(EXERCISE):
Pull every line with "username" from the data below and copy it.

(INFORMATION SHOWN):
....................

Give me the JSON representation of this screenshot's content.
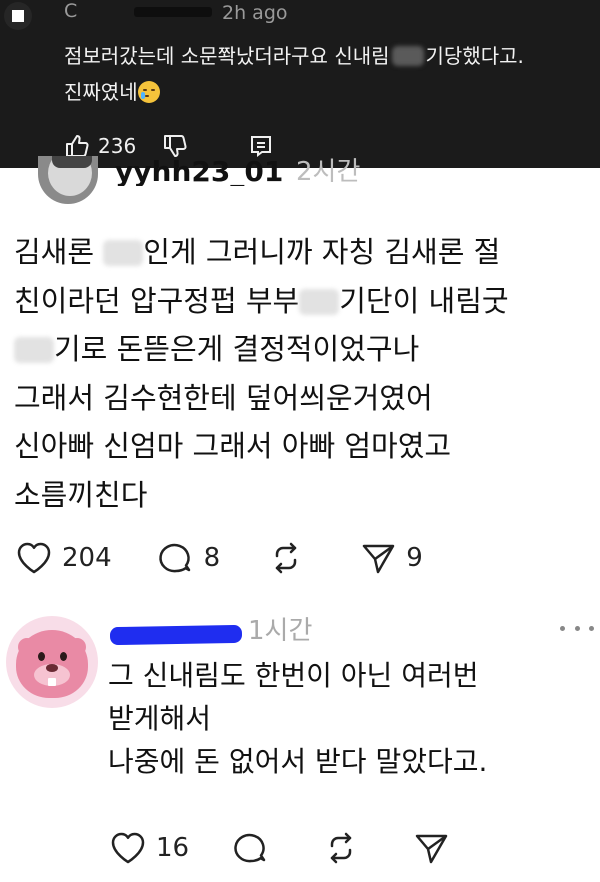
{
  "embedded_comment": {
    "username": "C",
    "time": "2h ago",
    "text_line1_a": "점보러갔는데 소문쫙났더라구요 신내림",
    "text_line1_b": "기당했다고.",
    "text_line2": "진짜였네",
    "like_count": "236",
    "icons": [
      "avatar-icon",
      "thumbs-up-icon",
      "thumbs-down-icon",
      "reply-icon",
      "crying-emoji"
    ]
  },
  "post": {
    "username": "yyhh23_01",
    "time": "2시간",
    "text_lines": {
      "l1_a": "김새론",
      "l1_b": "인게 그러니까 자칭 김새론 절",
      "l2_a": "친이라던 압구정펍 부부",
      "l2_b": "기단이 내림굿",
      "l3": "기로 돈뜯은게 결정적이었구나",
      "l4": "그래서 김수현한테 덮어씌운거였어",
      "l5": "신아빠 신엄마 그래서 아빠 엄마였고",
      "l6": "소름끼친다"
    },
    "like_count": "204",
    "reply_count": "8",
    "repost_count": "",
    "share_count": "9"
  },
  "comment": {
    "username": "",
    "time": "1시간",
    "text_lines": [
      "그 신내림도 한번이 아닌 여러번",
      "받게해서",
      "나중에 돈 없어서 받다 말았다고."
    ],
    "like_count": "16"
  },
  "colors": {
    "dark_bg": "#1b1b1b",
    "scribble_blue": "#1f2df0",
    "avatar_pink": "#e98aa5"
  }
}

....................

(FINAL ANSWER):
    "username": "C",
    "username": "yyhh23_01",
    "username": "",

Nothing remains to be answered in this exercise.